How to complete this task: Retype each entry. Leave nothing out.

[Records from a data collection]

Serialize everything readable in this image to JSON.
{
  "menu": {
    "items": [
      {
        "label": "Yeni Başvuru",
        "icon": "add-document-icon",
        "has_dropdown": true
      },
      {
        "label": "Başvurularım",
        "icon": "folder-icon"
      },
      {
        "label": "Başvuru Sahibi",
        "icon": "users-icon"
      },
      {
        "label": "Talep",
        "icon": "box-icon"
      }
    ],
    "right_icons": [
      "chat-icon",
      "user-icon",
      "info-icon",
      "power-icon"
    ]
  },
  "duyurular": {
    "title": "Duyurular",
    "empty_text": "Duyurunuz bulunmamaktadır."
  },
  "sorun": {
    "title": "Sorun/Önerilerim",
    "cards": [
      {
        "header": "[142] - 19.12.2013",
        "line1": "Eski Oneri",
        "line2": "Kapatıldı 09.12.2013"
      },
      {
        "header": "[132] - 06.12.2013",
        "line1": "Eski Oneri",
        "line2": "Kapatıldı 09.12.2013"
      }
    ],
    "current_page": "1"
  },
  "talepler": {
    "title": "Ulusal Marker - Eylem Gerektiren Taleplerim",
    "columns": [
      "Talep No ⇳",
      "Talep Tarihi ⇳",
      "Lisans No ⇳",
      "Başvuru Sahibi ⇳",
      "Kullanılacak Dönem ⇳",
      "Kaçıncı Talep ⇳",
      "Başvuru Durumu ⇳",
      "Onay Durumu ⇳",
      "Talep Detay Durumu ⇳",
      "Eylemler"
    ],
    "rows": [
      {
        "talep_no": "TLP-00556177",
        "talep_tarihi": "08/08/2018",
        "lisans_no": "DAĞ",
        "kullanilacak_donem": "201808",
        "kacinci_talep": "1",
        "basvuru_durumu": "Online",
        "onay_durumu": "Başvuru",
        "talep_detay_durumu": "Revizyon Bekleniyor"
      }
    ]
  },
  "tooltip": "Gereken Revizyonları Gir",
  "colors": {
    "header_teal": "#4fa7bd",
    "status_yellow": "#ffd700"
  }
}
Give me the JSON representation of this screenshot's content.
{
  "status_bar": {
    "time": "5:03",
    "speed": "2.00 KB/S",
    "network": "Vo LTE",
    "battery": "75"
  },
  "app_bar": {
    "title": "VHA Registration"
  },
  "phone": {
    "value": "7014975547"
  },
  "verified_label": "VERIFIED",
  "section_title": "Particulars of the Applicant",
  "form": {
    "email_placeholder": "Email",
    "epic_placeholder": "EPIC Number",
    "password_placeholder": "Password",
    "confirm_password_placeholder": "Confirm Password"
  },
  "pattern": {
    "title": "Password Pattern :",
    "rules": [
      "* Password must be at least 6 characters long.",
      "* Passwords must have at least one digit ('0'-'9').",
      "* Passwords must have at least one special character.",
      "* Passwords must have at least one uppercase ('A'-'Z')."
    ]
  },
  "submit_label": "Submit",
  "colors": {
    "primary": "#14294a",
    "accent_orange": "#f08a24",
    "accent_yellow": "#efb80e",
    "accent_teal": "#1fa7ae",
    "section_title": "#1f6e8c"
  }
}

Result of the task:
Serialize everything readable in this image to JSON.
{
  "menu": {
    "items": [
      {
        "label": "Yeni Başvuru",
        "icon": "add-document-icon",
        "has_dropdown": true
      },
      {
        "label": "Başvurularım",
        "icon": "folder-icon"
      },
      {
        "label": "Başvuru Sahibi",
        "icon": "users-icon"
      },
      {
        "label": "Talep",
        "icon": "box-icon"
      }
    ],
    "right_icons": [
      "chat-icon",
      "user-icon",
      "info-icon",
      "power-icon"
    ]
  },
  "duyurular": {
    "title": "Duyurular",
    "empty_text": "Duyurunuz bulunmamaktadır."
  },
  "sorun": {
    "title": "Sorun/Önerilerim",
    "cards": [
      {
        "header": "[142] - 19.12.2013",
        "line1": "Eski Oneri",
        "line2": "Kapatıldı 09.12.2013"
      },
      {
        "header": "[132] - 06.12.2013",
        "line1": "Eski Oneri",
        "line2": "Kapatıldı 09.12.2013"
      }
    ],
    "current_page": "1"
  },
  "talepler": {
    "title": "Ulusal Marker - Eylem Gerektiren Taleplerim",
    "columns": [
      "Talep No ⇳",
      "Talep Tarihi ⇳",
      "Lisans No ⇳",
      "Başvuru Sahibi ⇳",
      "Kullanılacak Dönem ⇳",
      "Kaçıncı Talep ⇳",
      "Başvuru Durumu ⇳",
      "Onay Durumu ⇳",
      "Talep Detay Durumu ⇳",
      "Eylemler"
    ],
    "rows": [
      {
        "talep_no": "TLP-00556177",
        "talep_tarihi": "08/08/2018",
        "lisans_no": "DAĞ",
        "kullanilacak_donem": "201808",
        "kacinci_talep": "1",
        "basvuru_durumu": "Online",
        "onay_durumu": "Başvuru",
        "talep_detay_durumu": "Revizyon Bekleniyor"
      }
    ]
  },
  "tooltip": "Gereken Revizyonları Gir",
  "colors": {
    "header_teal": "#4fa7bd",
    "status_yellow": "#ffd700"
  }
}
Give me the JSON representation of this screenshot's content.
{
  "status_bar": {
    "time": "5:03",
    "speed": "2.00 KB/S",
    "network": "Vo LTE",
    "battery": "75"
  },
  "app_bar": {
    "title": "VHA Registration"
  },
  "phone": {
    "value": "7014975547"
  },
  "verified_label": "VERIFIED",
  "section_title": "Particulars of the Applicant",
  "form": {
    "email_placeholder": "Email",
    "epic_placeholder": "EPIC Number",
    "password_placeholder": "Password",
    "confirm_password_placeholder": "Confirm Password"
  },
  "pattern": {
    "title": "Password Pattern :",
    "rules": [
      "* Password must be at least 6 characters long.",
      "* Passwords must have at least one digit ('0'-'9').",
      "* Passwords must have at least one special character.",
      "* Passwords must have at least one uppercase ('A'-'Z')."
    ]
  },
  "submit_label": "Submit",
  "colors": {
    "primary": "#14294a",
    "accent_orange": "#f08a24",
    "accent_yellow": "#efb80e",
    "accent_teal": "#1fa7ae",
    "section_title": "#1f6e8c"
  }
}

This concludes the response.